- [What to produce]
Among the lines below, tally those holding the string "name" and give the total only.
*** Excerpted records Section Begins ***
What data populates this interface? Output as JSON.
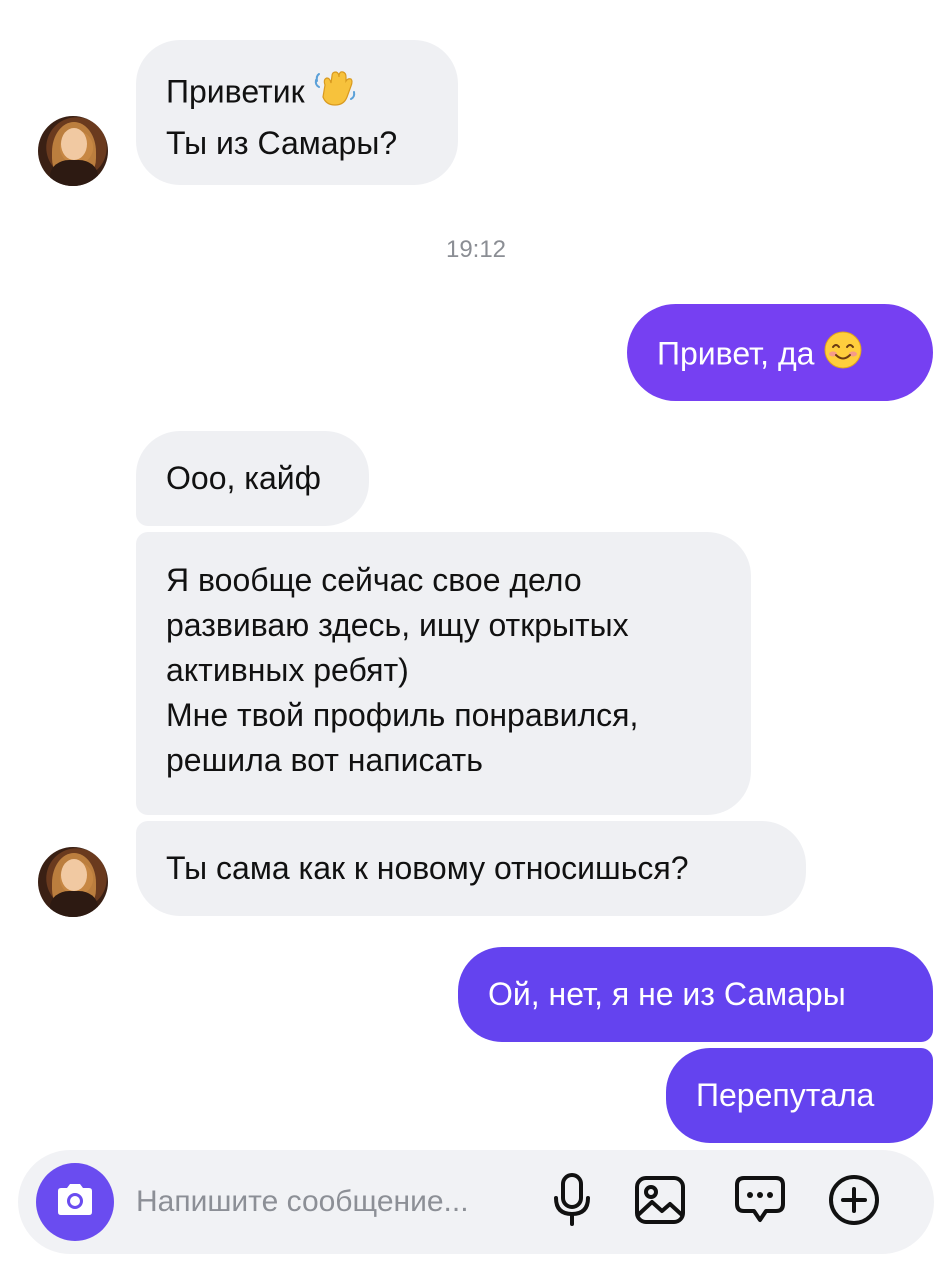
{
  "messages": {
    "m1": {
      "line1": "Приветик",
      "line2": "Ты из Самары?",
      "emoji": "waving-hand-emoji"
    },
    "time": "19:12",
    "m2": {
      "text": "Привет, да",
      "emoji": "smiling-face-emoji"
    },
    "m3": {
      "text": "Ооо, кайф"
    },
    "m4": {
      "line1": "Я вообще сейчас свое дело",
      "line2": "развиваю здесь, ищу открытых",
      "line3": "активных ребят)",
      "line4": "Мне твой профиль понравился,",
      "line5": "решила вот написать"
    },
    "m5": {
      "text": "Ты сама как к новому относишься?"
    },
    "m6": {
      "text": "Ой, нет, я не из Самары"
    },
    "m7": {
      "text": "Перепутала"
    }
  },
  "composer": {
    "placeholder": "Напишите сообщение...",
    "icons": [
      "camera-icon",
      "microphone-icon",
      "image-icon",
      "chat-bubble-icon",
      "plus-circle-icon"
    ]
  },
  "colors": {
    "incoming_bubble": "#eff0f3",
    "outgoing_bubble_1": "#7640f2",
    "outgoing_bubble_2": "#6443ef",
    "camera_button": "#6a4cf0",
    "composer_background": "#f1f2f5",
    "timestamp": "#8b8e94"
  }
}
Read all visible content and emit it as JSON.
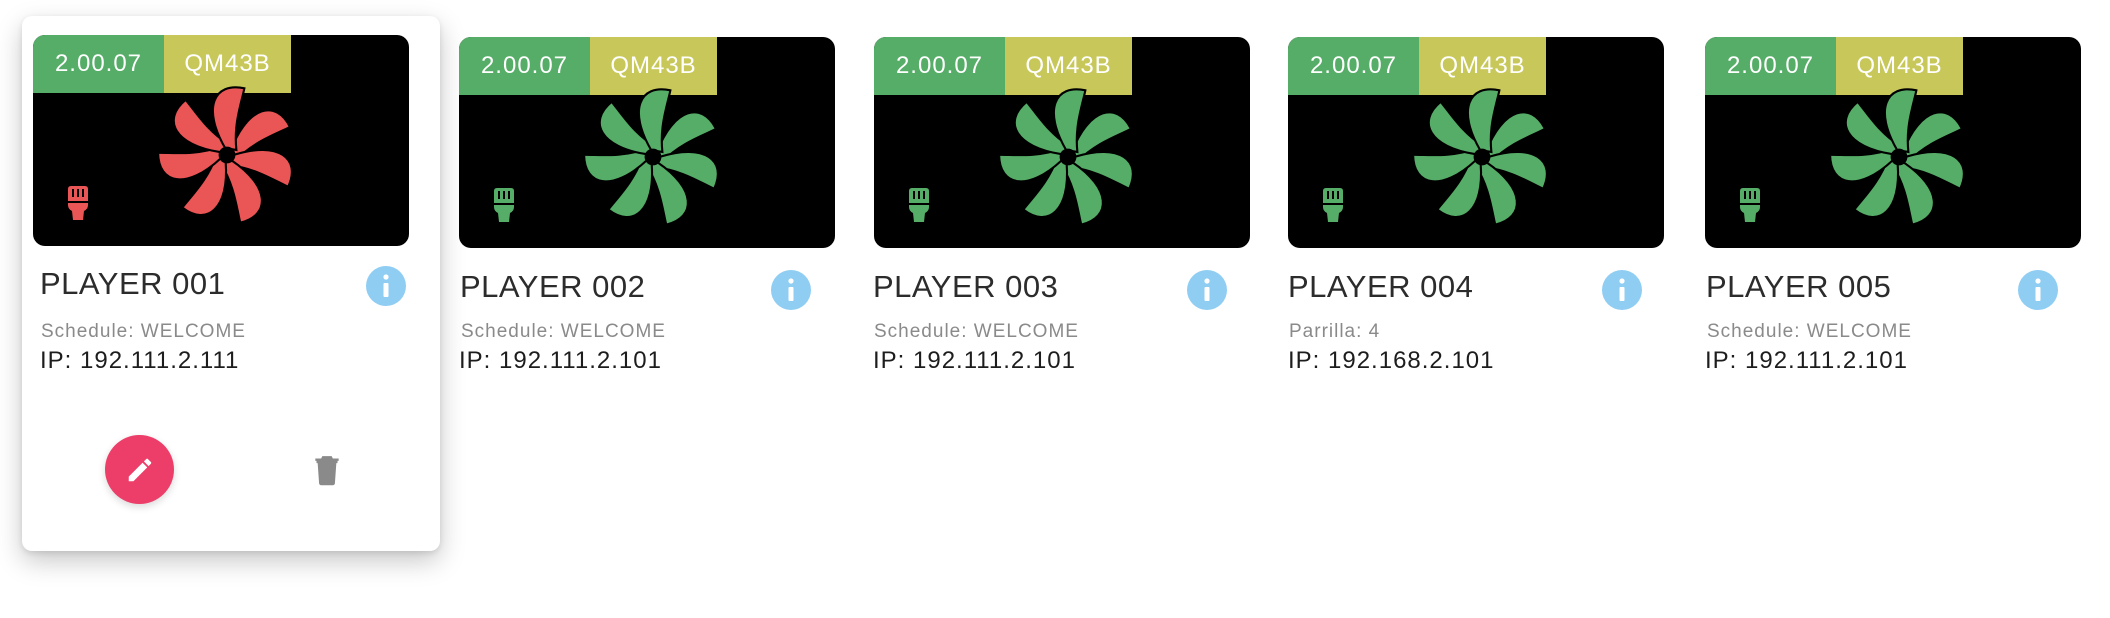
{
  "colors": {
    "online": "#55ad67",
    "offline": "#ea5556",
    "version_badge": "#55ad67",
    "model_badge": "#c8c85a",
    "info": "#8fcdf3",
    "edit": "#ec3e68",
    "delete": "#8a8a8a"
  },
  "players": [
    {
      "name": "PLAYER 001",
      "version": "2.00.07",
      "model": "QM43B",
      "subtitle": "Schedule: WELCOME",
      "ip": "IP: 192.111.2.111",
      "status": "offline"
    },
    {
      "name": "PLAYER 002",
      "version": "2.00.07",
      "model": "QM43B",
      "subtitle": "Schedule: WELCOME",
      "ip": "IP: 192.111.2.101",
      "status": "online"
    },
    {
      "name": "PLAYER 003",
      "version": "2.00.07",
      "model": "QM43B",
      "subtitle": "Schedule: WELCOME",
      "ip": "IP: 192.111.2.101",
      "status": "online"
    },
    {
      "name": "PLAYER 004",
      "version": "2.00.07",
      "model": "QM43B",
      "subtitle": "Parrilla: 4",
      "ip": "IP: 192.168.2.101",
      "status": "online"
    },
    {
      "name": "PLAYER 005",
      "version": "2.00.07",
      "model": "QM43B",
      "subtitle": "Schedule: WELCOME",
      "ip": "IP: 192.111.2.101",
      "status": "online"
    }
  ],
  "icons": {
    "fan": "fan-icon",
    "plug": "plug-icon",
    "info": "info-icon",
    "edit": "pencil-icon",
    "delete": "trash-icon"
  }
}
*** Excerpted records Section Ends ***
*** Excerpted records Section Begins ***
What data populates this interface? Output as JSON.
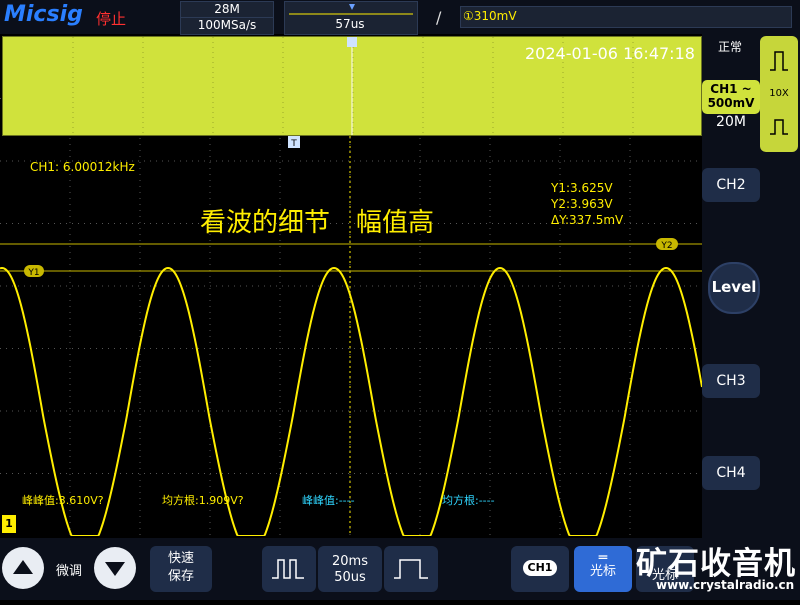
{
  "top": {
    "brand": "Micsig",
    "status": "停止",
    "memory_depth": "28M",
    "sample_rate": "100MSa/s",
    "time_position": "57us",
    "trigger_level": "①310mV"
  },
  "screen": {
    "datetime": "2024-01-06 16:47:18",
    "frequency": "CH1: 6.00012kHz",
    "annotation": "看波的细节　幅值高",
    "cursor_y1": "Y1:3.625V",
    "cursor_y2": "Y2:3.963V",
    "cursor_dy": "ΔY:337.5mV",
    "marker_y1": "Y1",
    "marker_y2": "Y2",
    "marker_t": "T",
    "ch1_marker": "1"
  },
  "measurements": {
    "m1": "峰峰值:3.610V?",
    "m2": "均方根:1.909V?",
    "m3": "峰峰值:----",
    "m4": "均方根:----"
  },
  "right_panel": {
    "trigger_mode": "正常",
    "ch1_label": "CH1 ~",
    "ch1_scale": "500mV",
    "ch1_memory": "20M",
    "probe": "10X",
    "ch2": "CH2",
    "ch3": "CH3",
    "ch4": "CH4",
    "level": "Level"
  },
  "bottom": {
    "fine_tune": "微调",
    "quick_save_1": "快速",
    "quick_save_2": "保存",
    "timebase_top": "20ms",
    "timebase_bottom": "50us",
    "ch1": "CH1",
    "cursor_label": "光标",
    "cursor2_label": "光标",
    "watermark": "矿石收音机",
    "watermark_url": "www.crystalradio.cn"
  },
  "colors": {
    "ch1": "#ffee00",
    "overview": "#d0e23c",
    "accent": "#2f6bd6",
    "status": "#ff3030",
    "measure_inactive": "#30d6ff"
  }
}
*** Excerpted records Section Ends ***
- [Written answer]
5